WHAT TO PRODUCE:
Search the material for the string "JSON", then show every line where it turns up.

INPUT:

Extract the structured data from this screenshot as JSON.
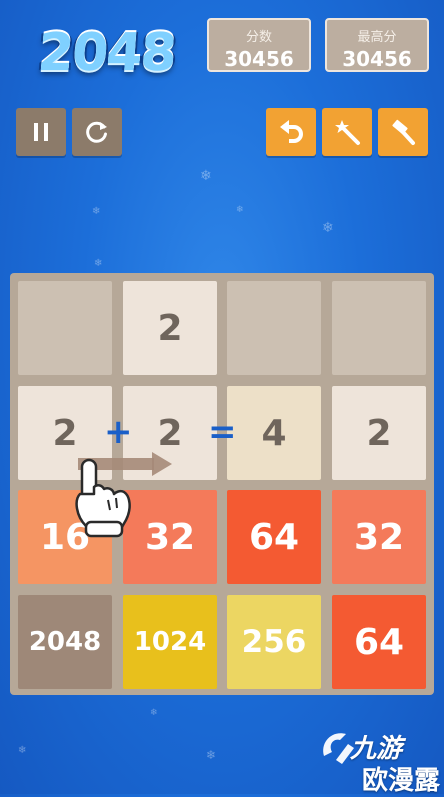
{
  "header": {
    "logo_text": "2048",
    "score": {
      "label": "分数",
      "value": "30456"
    },
    "best": {
      "label": "最高分",
      "value": "30456"
    }
  },
  "controls": {
    "pause_icon": "pause-icon",
    "restart_icon": "restart-icon",
    "undo_icon": "undo-icon",
    "magic_icon": "magic-wand-icon",
    "hammer_icon": "hammer-icon",
    "gray_color": "#8c7b6a",
    "orange_color": "#f2a233"
  },
  "board": {
    "rows": [
      [
        "",
        "2",
        "",
        ""
      ],
      [
        "2",
        "2",
        "4",
        "2"
      ],
      [
        "16",
        "32",
        "64",
        "32"
      ],
      [
        "2048",
        "1024",
        "256",
        "64"
      ]
    ]
  },
  "tutorial": {
    "plus": "+",
    "equals": "="
  },
  "watermark": {
    "line1": "九游",
    "line2": "欧漫露"
  }
}
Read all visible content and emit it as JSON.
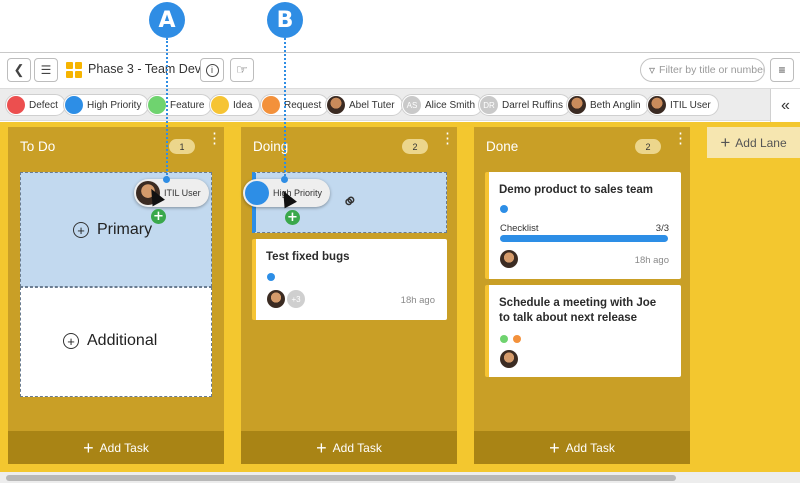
{
  "callouts": [
    {
      "label": "A"
    },
    {
      "label": "B"
    }
  ],
  "toolbar": {
    "board_title": "Phase 3 - Team Dev",
    "filter_placeholder": "Filter by title or number"
  },
  "tags": [
    {
      "label": "Defect",
      "color": "#ec4f4f"
    },
    {
      "label": "High Priority",
      "color": "#2d8ee6"
    },
    {
      "label": "Feature",
      "color": "#6fd36f"
    },
    {
      "label": "Idea",
      "color": "#f6c433"
    },
    {
      "label": "Request",
      "color": "#f3913b"
    }
  ],
  "users": [
    {
      "label": "Abel Tuter"
    },
    {
      "label": "Alice Smith",
      "initials": "AS"
    },
    {
      "label": "Darrel Ruffins",
      "initials": "DR"
    },
    {
      "label": "Beth Anglin"
    },
    {
      "label": "ITIL User"
    }
  ],
  "lanes": [
    {
      "title": "To Do",
      "count": "1",
      "add_task": "Add Task",
      "drop_primary": "Primary",
      "drop_additional": "Additional",
      "drag_chip": "ITIL User"
    },
    {
      "title": "Doing",
      "count": "2",
      "add_task": "Add Task",
      "drag_chip": "High Priority",
      "cards": [
        {
          "title": "Test fixed bugs",
          "time": "18h ago",
          "extra": "+3"
        }
      ]
    },
    {
      "title": "Done",
      "count": "2",
      "add_task": "Add Task",
      "cards": [
        {
          "title": "Demo product to sales team",
          "checklist_label": "Checklist",
          "checklist_count": "3/3",
          "checklist_progress": 1.0,
          "time": "18h ago"
        },
        {
          "title_line1": "Schedule a meeting with Joe",
          "title_line2": "to talk about next release"
        }
      ]
    }
  ],
  "add_lane": "Add Lane",
  "colors": {
    "accent": "#2f8de4",
    "lane": "#c99f26",
    "board_bg": "#f3c72f",
    "card_border": "#f6c433"
  }
}
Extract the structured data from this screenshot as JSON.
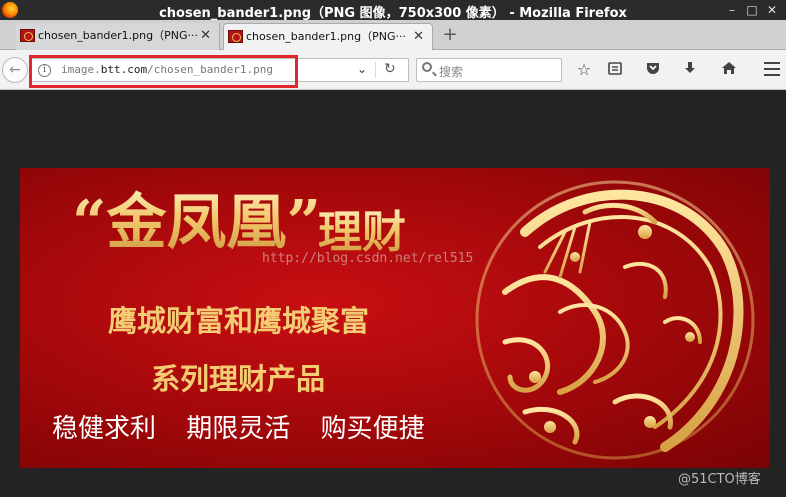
{
  "window": {
    "title": "chosen_bander1.png（PNG 图像，750x300 像素） - Mozilla Firefox",
    "minimize": "–",
    "maximize": "□",
    "close": "✕"
  },
  "tabs": [
    {
      "label": "chosen_bander1.png（PNG···",
      "close": "✕",
      "active": false
    },
    {
      "label": "chosen_bander1.png（PNG···",
      "close": "✕",
      "active": true
    }
  ],
  "new_tab": "+",
  "navbar": {
    "back": "←",
    "url_prefix": "image.",
    "url_domain": "btt.com",
    "url_path": "/chosen_bander1.png",
    "dropdown": "⌄",
    "reload": "↻",
    "search_placeholder": "搜索"
  },
  "banner": {
    "brand": "“金凤凰”",
    "brand_suffix": "理财",
    "line1": "鹰城财富和鹰城聚富",
    "line2": "系列理财产品",
    "slogans": [
      "稳健求利",
      "期限灵活",
      "购买便捷"
    ],
    "watermark": "http://blog.csdn.net/rel515"
  },
  "corner_watermark": "@51CTO博客",
  "colors": {
    "banner_red": "#b0090c",
    "gold": "#f3cc73",
    "highlight_red": "#e2262b"
  },
  "icons": [
    "firefox-logo-icon",
    "image-favicon-icon",
    "info-icon",
    "search-icon",
    "star-icon",
    "reading-list-icon",
    "pocket-icon",
    "download-icon",
    "home-icon",
    "hamburger-menu-icon"
  ]
}
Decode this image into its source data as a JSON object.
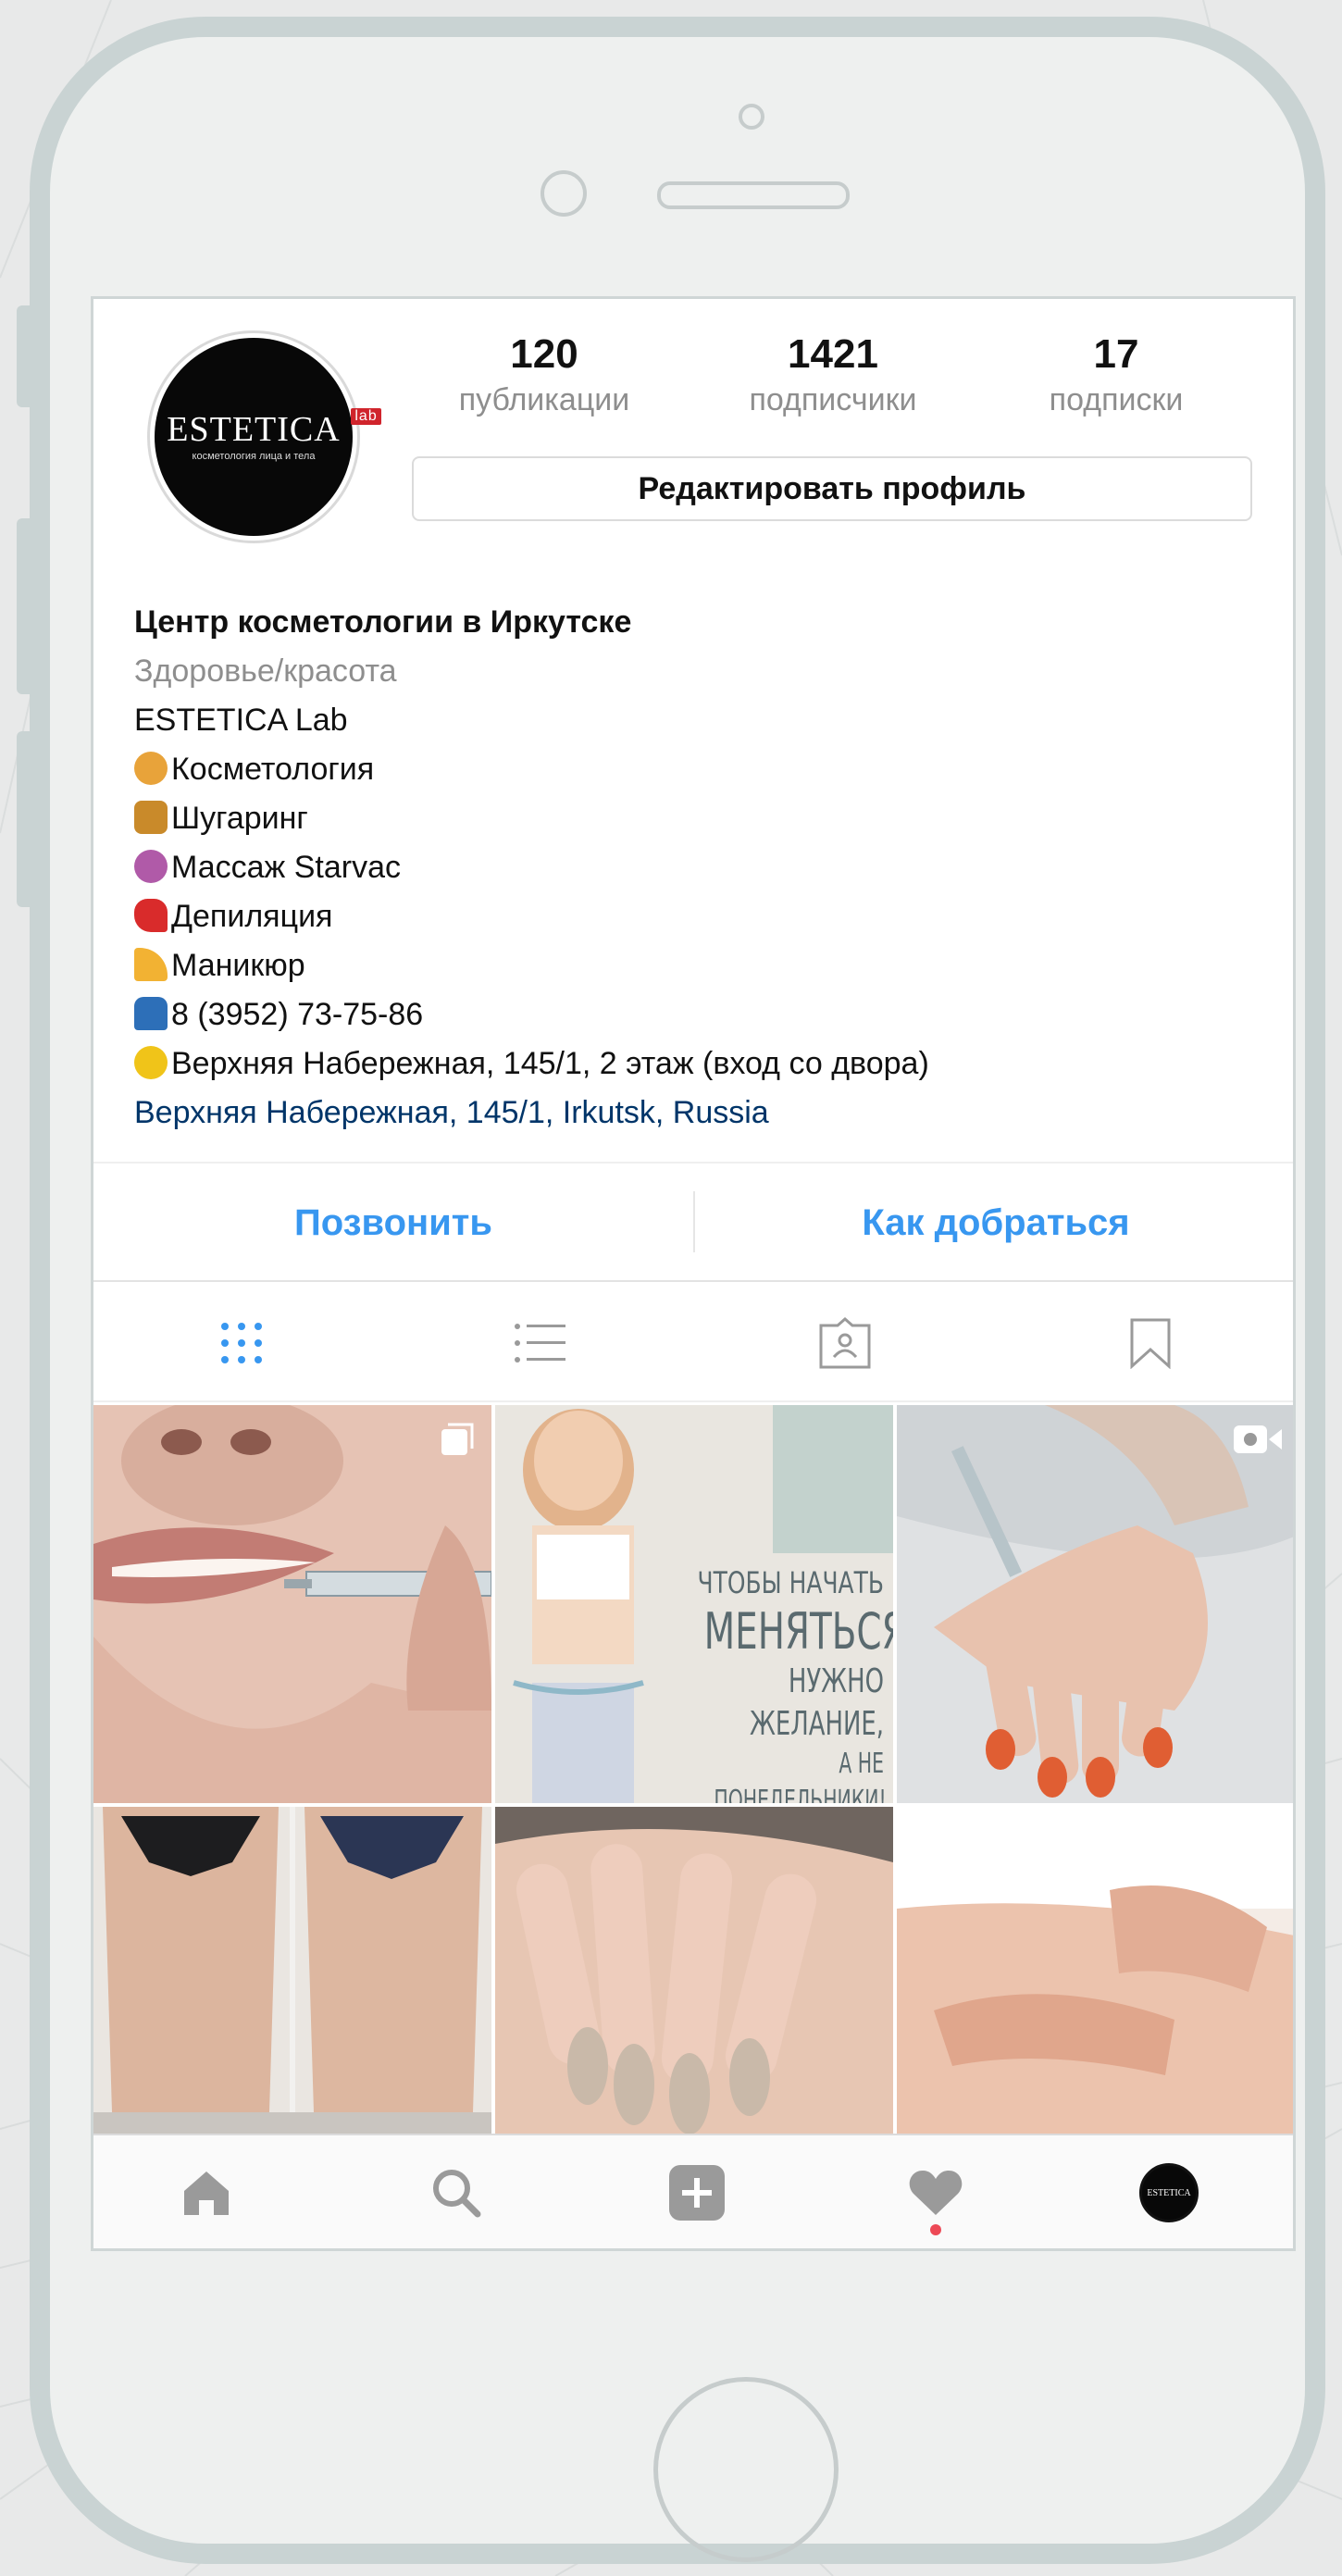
{
  "profile": {
    "posts_count": "120",
    "posts_label": "публикации",
    "followers_count": "1421",
    "followers_label": "подписчики",
    "following_count": "17",
    "following_label": "подписки",
    "edit_button": "Редактировать профиль",
    "avatar_logo": "ESTETICA",
    "avatar_logo_badge": "lab",
    "avatar_logo_sub": "косметология лица и тела"
  },
  "bio": {
    "name": "Центр косметологии в Иркутске",
    "category": "Здоровье/красота",
    "lines": [
      {
        "text": "ESTETICA Lab",
        "emoji": ""
      },
      {
        "text": "Косметология",
        "emoji": "woman-emoji",
        "emoji_color": "#e8a33a"
      },
      {
        "text": "Шугаринг",
        "emoji": "honey-pot-emoji",
        "emoji_color": "#c98a2a"
      },
      {
        "text": "Массаж Starvac",
        "emoji": "massage-emoji",
        "emoji_color": "#b05aa8"
      },
      {
        "text": "Депиляция",
        "emoji": "dancer-emoji",
        "emoji_color": "#d92b2b"
      },
      {
        "text": "Маникюр",
        "emoji": "nail-polish-emoji",
        "emoji_color": "#f2b233"
      },
      {
        "text": "8 (3952) 73-75-86",
        "emoji": "phone-emoji",
        "emoji_color": "#2d6fb8"
      },
      {
        "text": "Верхняя Набережная, 145/1, 2 этаж (вход со двора)",
        "emoji": "pushpin-emoji",
        "emoji_color": "#f0c419"
      }
    ],
    "location": "Верхняя Набережная, 145/1, Irkutsk, Russia"
  },
  "actions": {
    "call": "Позвонить",
    "directions": "Как добраться"
  },
  "tabs": [
    "grid-icon",
    "list-icon",
    "tagged-icon",
    "saved-icon"
  ],
  "posts": [
    {
      "subject": "lip filler injection",
      "badge": "multiple-photos-icon",
      "text_lines": []
    },
    {
      "subject": "fitness motivation woman",
      "badge": "",
      "text_lines": [
        "ЧТОБЫ НАЧАТЬ",
        "МЕНЯТЬСЯ,",
        "НУЖНО ЖЕЛАНИЕ,",
        "А НЕ ПОНЕДЕЛЬНИКИ!"
      ]
    },
    {
      "subject": "hand injection with red nails",
      "badge": "video-icon",
      "text_lines": []
    },
    {
      "subject": "before and after body",
      "badge": "",
      "text_lines": []
    },
    {
      "subject": "beige manicure",
      "badge": "",
      "text_lines": []
    },
    {
      "subject": "back massage",
      "badge": "",
      "text_lines": []
    }
  ],
  "bottom_nav": [
    "home-icon",
    "search-icon",
    "add-post-icon",
    "activity-heart-icon",
    "profile-avatar"
  ],
  "colors": {
    "accent_blue": "#3897f0",
    "location_link": "#003569",
    "secondary_text": "#8e8e8e",
    "notification": "#ed4956"
  }
}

RESULT:
Extract the structured data from this screenshot as JSON.
Read all visible content and emit it as JSON.
Extract the structured data from this screenshot as JSON.
Decode this image into its source data as a JSON object.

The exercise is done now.